in the Sinai, neither his Egypt nor any of the frontline Arab states
had any intention of attacking Israel. And Israel’s leaders, and the
Johnson administration, knew that.
In short, and as I detail and document in my book Zionism: The Real
Enemy of the Jews, the offensive Israel launched at 0750 hours (local
time) on Monday 5 June was not a pre-emptive strike or an act of
self-defence. It was a war of aggression.
On this 45th anniversary of the start of the Six Days War, here is a
reminder of what they said.
In an interview published in Le Monde on 28 February 1968, Israeli Chief of
Staff Rabin said this: "I do not believe that Nasser wanted war. The two
divisions which he sent into Sinai on 14 May would not have been enough to
unleash an offensive against Israel. He knew it and we knew it."
On 14 April 1971, a report in the Israeli newspaper Al-Hamishmar contained
the following statement by Mordecai Bentov, a member of the wartime national
government. "The entire story of the danger of extermination was invented in
every detail and exaggerated a posteriori to justify the annexation of new
On 4 April 1972, General Haim Bar-Lev, Rabin's predecessor as chief of
staff, was quoted in Ma'ariv as follows: "We were not threatened with
genocide on the eve of the Six Days War, and we had never thought of such a
In the same Israeli newspaper on the same day, General Ezer Weizmann, Chief
of Operations during the war and a nephew of Chaim Weizmann, was quoted as
saying: "There was never any danger of annihilation.
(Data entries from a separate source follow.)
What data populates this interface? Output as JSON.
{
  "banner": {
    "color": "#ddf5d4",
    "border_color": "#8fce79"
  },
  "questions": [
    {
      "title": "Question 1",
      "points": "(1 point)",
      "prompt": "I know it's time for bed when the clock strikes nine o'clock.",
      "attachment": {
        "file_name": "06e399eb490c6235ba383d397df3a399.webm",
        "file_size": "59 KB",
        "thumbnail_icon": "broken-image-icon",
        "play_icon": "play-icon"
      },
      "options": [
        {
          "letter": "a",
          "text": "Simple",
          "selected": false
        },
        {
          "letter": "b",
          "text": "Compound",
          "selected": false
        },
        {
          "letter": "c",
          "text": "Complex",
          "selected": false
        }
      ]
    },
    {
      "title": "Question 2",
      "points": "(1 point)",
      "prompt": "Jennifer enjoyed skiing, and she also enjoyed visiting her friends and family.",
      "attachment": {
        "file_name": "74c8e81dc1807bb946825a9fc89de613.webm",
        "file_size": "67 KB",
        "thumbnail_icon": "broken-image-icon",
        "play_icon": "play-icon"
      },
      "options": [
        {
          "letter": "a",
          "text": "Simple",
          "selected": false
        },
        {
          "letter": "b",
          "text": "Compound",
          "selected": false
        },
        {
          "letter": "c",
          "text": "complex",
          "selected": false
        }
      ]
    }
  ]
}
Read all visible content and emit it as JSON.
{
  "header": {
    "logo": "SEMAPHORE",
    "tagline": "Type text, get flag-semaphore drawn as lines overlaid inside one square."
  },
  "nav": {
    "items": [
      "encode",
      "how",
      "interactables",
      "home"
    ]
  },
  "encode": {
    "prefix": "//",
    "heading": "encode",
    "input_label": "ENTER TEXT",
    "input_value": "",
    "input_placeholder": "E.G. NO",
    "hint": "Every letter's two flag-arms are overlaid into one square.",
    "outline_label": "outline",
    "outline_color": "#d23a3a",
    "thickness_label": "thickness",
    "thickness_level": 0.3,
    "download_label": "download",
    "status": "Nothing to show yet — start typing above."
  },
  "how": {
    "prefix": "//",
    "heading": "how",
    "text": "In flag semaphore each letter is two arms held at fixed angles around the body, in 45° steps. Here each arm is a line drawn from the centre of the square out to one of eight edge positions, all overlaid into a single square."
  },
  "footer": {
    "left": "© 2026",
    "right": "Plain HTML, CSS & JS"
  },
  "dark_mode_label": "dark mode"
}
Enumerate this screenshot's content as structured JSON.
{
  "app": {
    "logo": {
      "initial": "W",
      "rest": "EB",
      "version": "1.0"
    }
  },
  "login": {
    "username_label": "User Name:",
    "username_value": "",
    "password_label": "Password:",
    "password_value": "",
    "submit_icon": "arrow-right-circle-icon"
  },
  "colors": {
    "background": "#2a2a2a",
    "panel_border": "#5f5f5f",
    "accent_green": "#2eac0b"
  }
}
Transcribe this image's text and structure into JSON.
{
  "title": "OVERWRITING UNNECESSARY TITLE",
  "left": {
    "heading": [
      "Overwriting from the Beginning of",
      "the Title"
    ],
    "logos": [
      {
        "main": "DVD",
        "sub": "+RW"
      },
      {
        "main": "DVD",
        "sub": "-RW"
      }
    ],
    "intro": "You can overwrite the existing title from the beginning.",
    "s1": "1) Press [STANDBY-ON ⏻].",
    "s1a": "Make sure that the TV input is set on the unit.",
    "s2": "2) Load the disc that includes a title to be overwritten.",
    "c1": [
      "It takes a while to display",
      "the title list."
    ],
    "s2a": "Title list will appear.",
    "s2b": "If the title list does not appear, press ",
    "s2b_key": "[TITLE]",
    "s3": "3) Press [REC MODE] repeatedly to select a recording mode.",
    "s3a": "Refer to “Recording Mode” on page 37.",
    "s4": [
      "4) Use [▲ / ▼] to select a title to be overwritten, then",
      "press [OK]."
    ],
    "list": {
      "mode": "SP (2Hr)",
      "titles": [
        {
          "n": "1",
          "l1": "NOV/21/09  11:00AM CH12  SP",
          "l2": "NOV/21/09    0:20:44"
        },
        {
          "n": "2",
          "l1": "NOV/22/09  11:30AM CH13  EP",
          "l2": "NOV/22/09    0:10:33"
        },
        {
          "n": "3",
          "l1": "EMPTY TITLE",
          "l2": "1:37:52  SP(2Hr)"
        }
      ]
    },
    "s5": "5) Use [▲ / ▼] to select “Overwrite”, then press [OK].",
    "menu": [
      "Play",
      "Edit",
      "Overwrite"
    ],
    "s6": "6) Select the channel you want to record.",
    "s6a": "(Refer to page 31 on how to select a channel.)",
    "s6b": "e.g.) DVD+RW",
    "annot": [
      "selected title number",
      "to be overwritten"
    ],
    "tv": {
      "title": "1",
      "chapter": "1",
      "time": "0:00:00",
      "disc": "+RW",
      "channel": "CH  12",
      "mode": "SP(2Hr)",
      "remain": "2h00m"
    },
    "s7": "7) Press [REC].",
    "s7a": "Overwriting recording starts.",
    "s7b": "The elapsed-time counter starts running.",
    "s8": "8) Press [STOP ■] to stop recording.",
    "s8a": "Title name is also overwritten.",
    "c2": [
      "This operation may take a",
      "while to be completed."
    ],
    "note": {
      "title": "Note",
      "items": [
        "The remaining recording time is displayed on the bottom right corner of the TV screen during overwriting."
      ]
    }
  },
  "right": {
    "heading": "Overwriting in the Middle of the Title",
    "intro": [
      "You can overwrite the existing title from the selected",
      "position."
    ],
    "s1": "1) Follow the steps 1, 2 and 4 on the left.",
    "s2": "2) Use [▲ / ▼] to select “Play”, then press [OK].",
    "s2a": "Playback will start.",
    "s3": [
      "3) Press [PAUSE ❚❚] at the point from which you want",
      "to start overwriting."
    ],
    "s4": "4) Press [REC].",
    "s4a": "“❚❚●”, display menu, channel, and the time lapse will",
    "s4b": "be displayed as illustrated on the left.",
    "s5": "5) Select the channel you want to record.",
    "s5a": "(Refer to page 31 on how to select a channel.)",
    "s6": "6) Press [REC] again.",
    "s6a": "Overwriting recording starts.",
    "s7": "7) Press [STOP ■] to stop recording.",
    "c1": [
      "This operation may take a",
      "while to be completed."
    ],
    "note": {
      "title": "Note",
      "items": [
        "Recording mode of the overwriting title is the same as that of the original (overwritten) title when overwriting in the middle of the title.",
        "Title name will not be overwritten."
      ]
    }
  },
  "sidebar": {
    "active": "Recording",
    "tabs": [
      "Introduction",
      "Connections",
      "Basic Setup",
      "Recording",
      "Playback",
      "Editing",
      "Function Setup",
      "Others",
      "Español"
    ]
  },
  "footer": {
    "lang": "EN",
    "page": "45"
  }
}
This hypothesis has
never been considered in any serious meeting."
In the spring of 1972, General Matetiyahu Peled, Chief of Logistical Command
during the war and one of 12 members of Israel's General Staff, addressed a
political literary club in Tel Aviv. He said: "The thesis according to which
the danger of genocide hung over us in June 1967, and according to which
Israel was fighting for her very physical survival, was nothing but a bluff
which was born and bred after the war."
In a radio debate Peled also said: "Israel was never in real danger and
there was no evidence that Egypt had any intention of attacking Israel." He
added that "Israeli intelligence knew that Egypt was not prepared for war."
In the same programme General Chaim Herzog (former Director of Military
Intelligence, future Israeli Ambassador to the UN and President of his
state) said: "There was no danger of annihilation. Neither Israeli
headquarters nor the Pentagon - as the memoirs of President Johnson proved -
believed in this danger."
On 3 June 1972 Peled was even more explicit in an article of his own for Le
Monde. He wrote: "All those stories about the huge danger we were facing
because of our small territorial size, an argument expounded once the war
was over, have never been considered in our calculations. While we proceeded
towards the full mobilisation of our forces, no person in his right mind
could believe that all this force was necessary to our 'defence' against the
Egyptian threat. This force was to crush once and for all the Egyptians at
the military level and their Soviet masters at the political level. To
pretend that the Egyptian forces concentrated on our borders were capable of
threatening Israel's existence does not only insult the intelligence of any
person capable of analysing this kind of situation, but is primarily an
insult to the Israeli army. . . .
Simon Tisdall, "Ahmadinejad on
Israel: Global Danger or Political Infighting?," Guardian, December
Stephen Lendman, "Forty Years Of
Israeli Occupation," sjlendman.blogspot.com, May 23, 2007
Uri Avnery, "The War of
Lies: Israel's First War on Lebanon," sjlendman.blogspot.com, May